## What is expected
Scan the entries for the word "page". Every line that has it should be copied.

## Data supplied

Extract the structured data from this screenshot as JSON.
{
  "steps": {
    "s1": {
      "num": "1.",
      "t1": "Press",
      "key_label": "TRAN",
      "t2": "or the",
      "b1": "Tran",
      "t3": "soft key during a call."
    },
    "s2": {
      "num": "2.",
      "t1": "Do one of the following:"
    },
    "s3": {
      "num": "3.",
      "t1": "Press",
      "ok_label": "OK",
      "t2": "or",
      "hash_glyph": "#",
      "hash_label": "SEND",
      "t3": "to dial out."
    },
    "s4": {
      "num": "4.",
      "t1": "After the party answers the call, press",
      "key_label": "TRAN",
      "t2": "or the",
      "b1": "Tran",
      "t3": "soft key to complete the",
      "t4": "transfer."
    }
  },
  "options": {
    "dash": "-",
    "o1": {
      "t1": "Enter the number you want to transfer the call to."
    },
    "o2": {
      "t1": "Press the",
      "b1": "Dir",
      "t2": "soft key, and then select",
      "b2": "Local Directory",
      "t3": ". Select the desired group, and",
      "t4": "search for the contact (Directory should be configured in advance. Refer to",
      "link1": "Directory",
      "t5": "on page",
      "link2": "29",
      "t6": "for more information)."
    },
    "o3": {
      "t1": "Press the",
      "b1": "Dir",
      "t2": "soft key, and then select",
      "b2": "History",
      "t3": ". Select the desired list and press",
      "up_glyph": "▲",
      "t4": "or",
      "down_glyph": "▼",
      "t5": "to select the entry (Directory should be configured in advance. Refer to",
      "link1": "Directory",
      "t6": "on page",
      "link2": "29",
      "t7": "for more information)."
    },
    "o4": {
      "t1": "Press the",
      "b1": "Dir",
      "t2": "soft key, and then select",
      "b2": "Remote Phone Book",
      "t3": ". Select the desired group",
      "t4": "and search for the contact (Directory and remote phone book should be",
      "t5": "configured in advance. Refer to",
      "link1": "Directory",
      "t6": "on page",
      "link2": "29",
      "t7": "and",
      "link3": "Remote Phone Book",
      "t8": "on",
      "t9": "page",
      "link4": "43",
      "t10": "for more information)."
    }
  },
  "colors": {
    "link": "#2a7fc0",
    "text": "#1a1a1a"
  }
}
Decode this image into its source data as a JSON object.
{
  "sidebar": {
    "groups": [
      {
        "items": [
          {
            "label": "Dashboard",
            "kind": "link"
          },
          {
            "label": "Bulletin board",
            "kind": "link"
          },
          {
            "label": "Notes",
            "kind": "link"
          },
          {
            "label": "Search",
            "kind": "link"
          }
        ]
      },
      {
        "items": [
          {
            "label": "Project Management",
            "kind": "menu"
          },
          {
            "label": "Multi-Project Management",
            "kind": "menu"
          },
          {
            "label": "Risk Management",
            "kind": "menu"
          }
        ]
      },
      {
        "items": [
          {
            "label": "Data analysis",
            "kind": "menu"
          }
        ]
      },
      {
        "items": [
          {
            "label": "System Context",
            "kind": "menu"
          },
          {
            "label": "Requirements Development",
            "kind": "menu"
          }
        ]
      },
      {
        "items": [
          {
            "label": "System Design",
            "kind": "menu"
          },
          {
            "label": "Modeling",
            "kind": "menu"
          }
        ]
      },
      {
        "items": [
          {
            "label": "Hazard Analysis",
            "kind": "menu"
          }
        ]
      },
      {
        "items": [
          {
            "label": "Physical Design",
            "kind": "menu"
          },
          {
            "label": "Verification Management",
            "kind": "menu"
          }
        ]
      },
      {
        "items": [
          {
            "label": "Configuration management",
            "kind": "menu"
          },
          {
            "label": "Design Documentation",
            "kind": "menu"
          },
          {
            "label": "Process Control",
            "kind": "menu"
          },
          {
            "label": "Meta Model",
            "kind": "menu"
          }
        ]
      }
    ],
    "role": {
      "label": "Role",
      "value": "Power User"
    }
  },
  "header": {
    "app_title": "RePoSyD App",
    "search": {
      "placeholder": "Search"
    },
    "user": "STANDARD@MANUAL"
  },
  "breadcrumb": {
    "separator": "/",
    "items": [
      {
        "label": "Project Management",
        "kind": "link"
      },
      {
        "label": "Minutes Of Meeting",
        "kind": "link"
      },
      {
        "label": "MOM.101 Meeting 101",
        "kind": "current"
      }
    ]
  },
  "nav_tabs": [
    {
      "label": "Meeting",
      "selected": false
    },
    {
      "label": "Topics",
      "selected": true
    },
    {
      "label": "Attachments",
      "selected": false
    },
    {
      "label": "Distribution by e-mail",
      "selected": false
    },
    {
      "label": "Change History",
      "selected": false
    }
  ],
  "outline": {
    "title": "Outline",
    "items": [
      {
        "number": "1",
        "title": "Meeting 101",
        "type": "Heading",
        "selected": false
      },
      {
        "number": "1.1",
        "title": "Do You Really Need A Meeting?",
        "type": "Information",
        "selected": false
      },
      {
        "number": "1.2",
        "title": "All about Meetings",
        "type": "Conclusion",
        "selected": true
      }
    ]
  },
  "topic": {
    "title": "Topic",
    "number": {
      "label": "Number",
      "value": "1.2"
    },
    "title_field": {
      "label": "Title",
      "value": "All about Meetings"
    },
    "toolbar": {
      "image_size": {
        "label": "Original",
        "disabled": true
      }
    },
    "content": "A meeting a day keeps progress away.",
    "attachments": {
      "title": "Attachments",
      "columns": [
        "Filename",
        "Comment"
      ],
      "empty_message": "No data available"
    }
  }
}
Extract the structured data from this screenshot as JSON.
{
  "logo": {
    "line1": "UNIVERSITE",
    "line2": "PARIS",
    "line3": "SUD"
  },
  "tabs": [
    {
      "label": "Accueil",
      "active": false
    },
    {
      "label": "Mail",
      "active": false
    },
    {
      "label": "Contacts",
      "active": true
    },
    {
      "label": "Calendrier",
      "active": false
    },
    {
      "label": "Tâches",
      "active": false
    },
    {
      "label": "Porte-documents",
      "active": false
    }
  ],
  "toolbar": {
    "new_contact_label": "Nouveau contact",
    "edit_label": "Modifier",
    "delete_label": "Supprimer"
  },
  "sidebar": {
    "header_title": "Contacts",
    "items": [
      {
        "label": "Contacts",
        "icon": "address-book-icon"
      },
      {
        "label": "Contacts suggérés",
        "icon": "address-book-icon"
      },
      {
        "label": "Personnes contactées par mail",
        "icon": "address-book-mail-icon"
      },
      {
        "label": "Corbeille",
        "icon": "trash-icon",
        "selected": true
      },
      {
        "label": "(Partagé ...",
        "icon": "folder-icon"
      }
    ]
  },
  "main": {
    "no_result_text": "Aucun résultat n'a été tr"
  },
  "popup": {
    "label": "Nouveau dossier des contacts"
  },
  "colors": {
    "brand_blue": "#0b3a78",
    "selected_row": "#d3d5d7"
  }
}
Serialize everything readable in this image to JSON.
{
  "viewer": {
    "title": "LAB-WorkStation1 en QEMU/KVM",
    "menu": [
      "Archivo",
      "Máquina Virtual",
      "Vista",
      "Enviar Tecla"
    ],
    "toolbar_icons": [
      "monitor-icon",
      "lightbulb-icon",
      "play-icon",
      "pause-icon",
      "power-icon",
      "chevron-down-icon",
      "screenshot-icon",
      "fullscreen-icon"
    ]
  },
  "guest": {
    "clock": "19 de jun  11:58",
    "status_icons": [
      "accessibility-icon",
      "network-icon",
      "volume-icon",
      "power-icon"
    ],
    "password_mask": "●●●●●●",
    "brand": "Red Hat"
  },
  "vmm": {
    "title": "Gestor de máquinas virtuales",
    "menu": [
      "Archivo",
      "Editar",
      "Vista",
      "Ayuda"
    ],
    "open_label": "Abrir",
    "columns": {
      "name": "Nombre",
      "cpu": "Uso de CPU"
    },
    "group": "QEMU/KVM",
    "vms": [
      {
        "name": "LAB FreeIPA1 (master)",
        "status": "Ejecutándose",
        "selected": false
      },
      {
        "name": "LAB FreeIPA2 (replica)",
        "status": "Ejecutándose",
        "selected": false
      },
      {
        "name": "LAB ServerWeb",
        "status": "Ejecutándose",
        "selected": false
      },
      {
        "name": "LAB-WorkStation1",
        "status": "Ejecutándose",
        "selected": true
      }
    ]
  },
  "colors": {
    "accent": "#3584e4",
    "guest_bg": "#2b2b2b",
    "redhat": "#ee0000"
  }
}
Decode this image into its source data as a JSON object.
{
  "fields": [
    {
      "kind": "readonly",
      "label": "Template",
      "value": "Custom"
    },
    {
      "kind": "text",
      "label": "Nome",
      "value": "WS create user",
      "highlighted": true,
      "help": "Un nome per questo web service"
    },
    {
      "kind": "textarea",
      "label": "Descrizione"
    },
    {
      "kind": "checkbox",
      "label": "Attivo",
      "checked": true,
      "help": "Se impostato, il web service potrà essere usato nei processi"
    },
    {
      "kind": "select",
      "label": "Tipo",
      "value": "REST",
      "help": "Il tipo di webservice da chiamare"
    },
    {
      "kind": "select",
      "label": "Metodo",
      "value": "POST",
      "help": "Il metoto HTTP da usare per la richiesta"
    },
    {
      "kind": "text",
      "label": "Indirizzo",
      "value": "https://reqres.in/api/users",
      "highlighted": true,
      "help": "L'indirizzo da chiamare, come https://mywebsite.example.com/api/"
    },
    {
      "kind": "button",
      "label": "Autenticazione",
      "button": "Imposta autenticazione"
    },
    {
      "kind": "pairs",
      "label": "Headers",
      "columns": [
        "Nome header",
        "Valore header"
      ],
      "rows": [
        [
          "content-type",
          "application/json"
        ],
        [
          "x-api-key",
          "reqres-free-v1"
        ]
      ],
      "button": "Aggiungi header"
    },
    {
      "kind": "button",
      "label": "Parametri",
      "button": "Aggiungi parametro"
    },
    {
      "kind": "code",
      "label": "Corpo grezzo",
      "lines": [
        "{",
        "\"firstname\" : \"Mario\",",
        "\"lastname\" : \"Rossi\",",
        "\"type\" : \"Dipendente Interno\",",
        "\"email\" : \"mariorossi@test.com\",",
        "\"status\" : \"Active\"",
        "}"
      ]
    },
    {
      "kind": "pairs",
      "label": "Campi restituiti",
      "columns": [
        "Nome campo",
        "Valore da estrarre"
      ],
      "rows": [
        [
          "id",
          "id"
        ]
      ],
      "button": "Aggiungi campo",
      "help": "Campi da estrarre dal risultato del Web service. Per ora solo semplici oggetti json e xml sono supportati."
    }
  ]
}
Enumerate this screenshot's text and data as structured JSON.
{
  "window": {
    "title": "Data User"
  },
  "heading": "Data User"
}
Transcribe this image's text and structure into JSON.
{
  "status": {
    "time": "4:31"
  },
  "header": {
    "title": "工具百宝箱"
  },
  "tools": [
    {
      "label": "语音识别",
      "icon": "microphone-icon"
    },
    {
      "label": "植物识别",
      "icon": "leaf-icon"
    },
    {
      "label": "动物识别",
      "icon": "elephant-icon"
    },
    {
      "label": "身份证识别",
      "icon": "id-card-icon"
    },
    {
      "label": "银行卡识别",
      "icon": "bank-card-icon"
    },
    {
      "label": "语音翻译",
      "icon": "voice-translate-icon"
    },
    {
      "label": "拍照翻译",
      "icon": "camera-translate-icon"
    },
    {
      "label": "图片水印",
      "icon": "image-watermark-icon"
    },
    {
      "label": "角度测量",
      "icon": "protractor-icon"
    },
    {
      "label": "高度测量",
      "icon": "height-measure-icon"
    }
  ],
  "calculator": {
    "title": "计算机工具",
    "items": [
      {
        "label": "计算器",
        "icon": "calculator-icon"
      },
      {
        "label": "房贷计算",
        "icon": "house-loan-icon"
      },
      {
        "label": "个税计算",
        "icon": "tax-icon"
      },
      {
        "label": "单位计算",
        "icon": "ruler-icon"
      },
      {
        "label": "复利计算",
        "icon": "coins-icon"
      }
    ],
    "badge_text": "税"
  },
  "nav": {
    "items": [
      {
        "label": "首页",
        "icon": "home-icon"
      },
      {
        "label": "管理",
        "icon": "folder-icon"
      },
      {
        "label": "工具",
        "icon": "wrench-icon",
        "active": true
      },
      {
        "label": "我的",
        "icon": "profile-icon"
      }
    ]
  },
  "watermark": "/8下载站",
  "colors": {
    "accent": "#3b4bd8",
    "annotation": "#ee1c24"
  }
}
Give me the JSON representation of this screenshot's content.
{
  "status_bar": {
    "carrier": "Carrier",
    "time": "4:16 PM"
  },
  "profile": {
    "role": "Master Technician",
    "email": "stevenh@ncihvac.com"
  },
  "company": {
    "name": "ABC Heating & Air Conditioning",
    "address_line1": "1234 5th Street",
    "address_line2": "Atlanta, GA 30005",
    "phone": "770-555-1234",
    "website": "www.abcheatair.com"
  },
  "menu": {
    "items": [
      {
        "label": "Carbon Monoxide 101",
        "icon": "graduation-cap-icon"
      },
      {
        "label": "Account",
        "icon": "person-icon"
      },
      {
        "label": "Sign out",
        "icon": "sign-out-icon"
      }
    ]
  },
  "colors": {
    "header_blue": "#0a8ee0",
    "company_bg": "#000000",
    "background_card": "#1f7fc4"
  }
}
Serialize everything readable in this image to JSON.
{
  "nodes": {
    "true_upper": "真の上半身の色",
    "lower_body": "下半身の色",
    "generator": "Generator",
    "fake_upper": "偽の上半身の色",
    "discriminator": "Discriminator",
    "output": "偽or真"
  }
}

## Exercise response
      "t5": "on page",
      "t6": "on page",
      "t6": "on page",
      "t9": "page",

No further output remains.